Work to be completed: If a line of the records contains the string "triangle", copy it out.
Records shown Block Start
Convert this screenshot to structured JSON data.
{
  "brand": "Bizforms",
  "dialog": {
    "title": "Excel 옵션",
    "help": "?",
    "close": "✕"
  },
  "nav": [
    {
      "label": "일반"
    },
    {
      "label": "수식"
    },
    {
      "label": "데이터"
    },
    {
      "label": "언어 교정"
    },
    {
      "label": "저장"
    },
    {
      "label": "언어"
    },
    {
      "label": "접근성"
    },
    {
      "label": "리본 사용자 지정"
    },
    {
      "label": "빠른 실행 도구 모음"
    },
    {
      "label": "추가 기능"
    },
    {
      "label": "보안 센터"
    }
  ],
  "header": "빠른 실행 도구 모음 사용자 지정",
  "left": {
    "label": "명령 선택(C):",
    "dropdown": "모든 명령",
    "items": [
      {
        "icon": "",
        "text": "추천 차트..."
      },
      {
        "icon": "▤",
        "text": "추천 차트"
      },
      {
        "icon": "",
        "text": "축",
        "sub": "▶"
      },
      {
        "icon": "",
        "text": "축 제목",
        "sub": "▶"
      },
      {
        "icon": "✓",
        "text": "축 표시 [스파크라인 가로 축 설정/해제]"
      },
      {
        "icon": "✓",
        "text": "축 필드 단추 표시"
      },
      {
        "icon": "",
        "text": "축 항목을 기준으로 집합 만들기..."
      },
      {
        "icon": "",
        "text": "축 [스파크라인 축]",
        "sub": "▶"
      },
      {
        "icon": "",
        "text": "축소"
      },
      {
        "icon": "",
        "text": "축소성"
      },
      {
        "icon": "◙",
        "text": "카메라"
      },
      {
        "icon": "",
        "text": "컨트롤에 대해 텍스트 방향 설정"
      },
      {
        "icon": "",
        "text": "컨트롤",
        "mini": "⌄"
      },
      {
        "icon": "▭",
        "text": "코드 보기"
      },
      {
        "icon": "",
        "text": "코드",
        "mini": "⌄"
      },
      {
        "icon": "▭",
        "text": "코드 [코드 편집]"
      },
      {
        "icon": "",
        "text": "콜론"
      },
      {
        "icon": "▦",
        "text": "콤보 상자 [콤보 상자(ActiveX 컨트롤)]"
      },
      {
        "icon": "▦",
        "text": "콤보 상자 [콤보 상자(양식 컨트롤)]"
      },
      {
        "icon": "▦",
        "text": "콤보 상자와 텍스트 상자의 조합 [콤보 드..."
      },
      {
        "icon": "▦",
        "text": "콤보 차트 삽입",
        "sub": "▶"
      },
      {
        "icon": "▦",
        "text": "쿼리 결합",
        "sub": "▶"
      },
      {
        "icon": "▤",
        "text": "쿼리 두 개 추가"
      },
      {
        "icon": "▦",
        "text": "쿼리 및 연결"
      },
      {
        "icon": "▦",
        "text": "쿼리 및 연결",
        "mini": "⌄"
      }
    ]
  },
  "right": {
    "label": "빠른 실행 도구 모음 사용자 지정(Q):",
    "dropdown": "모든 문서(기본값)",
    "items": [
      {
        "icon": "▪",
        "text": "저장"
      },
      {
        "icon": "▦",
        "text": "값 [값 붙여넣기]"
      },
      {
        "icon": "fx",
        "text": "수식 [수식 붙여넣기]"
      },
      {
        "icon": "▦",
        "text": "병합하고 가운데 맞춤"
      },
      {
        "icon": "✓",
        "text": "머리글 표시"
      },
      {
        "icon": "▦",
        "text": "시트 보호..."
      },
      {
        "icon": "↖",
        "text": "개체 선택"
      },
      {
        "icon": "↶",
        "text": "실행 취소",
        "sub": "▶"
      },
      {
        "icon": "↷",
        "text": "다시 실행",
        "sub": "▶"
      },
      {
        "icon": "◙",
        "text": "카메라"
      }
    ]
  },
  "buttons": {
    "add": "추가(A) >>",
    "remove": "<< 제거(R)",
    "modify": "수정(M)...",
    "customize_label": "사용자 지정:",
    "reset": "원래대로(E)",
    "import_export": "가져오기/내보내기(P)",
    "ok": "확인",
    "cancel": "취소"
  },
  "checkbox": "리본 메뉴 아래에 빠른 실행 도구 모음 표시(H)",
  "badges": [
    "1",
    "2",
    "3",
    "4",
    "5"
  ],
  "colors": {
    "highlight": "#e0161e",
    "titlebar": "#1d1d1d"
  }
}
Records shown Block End
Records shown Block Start
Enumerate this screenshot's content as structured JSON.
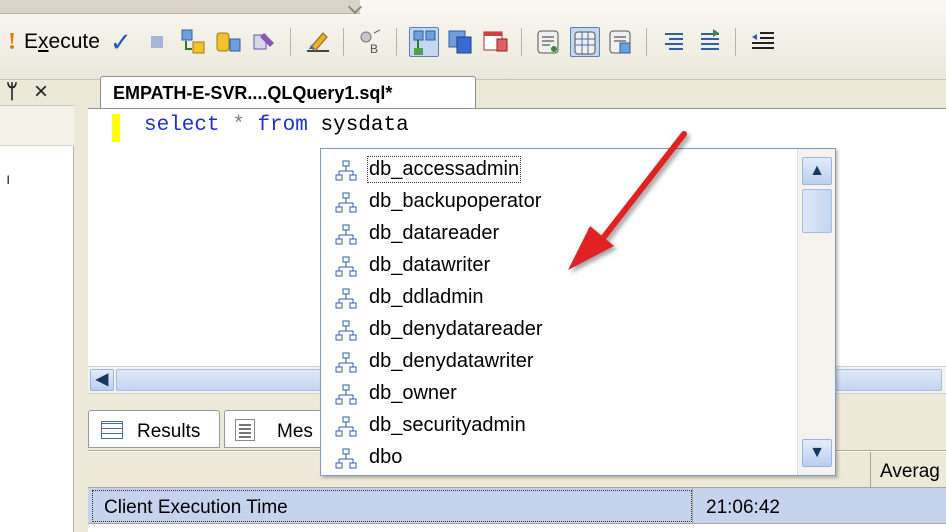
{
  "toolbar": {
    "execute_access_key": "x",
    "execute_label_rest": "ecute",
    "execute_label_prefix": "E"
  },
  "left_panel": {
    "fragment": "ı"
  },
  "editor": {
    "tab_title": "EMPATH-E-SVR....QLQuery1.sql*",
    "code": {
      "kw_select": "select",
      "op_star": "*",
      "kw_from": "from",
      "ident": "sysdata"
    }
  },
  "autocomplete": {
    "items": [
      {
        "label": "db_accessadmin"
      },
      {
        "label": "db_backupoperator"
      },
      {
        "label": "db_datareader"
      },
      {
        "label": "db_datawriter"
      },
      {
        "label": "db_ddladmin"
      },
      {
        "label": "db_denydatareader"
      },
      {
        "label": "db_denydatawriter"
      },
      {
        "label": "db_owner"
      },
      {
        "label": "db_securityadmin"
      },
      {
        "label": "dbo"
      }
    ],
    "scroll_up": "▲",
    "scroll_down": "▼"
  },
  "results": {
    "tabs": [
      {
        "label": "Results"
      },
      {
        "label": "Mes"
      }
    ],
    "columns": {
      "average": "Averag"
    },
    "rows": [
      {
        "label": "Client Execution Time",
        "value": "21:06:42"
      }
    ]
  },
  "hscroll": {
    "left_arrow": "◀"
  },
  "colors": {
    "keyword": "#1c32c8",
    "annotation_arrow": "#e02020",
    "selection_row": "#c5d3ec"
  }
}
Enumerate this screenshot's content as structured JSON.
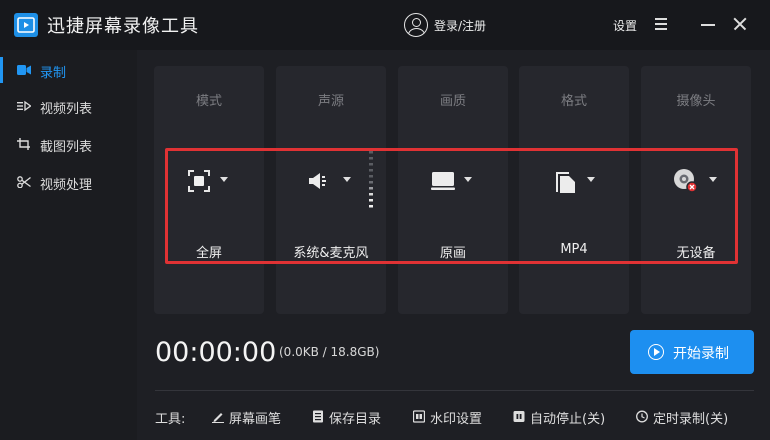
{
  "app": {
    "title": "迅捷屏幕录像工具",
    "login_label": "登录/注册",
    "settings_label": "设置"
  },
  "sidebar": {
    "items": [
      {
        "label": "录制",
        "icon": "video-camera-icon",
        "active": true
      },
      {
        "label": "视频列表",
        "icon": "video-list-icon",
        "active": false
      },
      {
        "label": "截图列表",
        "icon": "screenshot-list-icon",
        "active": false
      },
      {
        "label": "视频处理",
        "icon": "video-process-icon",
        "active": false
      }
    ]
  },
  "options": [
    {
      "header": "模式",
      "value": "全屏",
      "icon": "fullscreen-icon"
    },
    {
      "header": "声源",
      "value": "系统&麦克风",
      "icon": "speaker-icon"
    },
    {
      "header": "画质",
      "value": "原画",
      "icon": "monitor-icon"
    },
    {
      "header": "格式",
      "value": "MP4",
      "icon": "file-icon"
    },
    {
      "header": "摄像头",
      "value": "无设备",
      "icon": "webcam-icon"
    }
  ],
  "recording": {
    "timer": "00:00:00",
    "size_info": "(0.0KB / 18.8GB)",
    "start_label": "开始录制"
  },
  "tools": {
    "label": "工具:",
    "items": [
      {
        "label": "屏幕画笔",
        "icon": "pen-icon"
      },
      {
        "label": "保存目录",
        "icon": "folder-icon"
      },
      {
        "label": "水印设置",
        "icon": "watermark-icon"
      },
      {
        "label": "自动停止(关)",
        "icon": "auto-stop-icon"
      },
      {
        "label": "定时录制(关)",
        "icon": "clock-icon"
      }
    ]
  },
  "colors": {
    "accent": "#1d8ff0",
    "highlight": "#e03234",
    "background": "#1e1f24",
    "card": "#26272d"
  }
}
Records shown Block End
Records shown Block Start
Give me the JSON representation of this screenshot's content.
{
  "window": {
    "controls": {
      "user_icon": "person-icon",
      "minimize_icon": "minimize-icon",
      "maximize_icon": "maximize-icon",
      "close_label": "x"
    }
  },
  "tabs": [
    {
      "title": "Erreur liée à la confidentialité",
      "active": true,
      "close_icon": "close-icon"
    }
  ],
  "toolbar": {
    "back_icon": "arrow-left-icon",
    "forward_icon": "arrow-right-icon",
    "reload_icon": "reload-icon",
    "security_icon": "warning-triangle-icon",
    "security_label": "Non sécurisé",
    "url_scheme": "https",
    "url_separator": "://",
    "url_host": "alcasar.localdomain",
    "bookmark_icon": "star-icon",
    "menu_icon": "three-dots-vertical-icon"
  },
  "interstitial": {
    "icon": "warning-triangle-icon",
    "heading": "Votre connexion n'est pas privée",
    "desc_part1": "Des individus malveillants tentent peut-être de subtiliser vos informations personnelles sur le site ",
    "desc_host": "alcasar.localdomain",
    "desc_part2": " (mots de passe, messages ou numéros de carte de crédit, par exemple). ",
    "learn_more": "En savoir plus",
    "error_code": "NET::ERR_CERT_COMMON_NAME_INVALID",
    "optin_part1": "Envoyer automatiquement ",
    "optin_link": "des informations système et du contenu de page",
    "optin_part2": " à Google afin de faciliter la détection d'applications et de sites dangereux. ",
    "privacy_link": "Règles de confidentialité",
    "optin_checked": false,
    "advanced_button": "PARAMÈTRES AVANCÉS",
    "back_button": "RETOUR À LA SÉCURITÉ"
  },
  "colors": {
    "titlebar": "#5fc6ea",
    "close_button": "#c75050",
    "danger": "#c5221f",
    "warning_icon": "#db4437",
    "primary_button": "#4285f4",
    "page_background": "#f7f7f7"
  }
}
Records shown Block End
Answer space:
    "security_icon": "warning-triangle-icon",
    "icon": "warning-triangle-icon",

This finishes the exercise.